[RECORDS SUPPLIED]

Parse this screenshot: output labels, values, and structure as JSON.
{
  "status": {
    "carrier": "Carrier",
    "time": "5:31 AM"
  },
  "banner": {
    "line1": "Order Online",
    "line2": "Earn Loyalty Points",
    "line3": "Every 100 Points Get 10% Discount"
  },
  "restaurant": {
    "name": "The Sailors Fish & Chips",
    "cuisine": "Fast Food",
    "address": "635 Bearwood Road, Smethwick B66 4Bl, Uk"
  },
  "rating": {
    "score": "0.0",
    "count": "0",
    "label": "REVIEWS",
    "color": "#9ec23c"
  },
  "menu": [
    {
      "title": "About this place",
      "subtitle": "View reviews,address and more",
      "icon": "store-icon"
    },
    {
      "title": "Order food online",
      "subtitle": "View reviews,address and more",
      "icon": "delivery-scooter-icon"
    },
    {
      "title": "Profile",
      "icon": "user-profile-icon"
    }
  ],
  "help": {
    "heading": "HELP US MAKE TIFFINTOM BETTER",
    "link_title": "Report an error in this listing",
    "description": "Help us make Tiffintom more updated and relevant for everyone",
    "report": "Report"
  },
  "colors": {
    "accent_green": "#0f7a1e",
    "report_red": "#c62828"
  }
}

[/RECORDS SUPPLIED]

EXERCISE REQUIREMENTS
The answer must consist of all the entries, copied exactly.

SOLUTION BELOW
Parse this screenshot: output labels, values, and structure as JSON.
{
  "status": {
    "carrier": "Carrier",
    "time": "5:31 AM"
  },
  "banner": {
    "line1": "Order Online",
    "line2": "Earn Loyalty Points",
    "line3": "Every 100 Points Get 10% Discount"
  },
  "restaurant": {
    "name": "The Sailors Fish & Chips",
    "cuisine": "Fast Food",
    "address": "635 Bearwood Road, Smethwick B66 4Bl, Uk"
  },
  "rating": {
    "score": "0.0",
    "count": "0",
    "label": "REVIEWS",
    "color": "#9ec23c"
  },
  "menu": [
    {
      "title": "About this place",
      "subtitle": "View reviews,address and more",
      "icon": "store-icon"
    },
    {
      "title": "Order food online",
      "subtitle": "View reviews,address and more",
      "icon": "delivery-scooter-icon"
    },
    {
      "title": "Profile",
      "icon": "user-profile-icon"
    }
  ],
  "help": {
    "heading": "HELP US MAKE TIFFINTOM BETTER",
    "link_title": "Report an error in this listing",
    "description": "Help us make Tiffintom more updated and relevant for everyone",
    "report": "Report"
  },
  "colors": {
    "accent_green": "#0f7a1e",
    "report_red": "#c62828"
  }
}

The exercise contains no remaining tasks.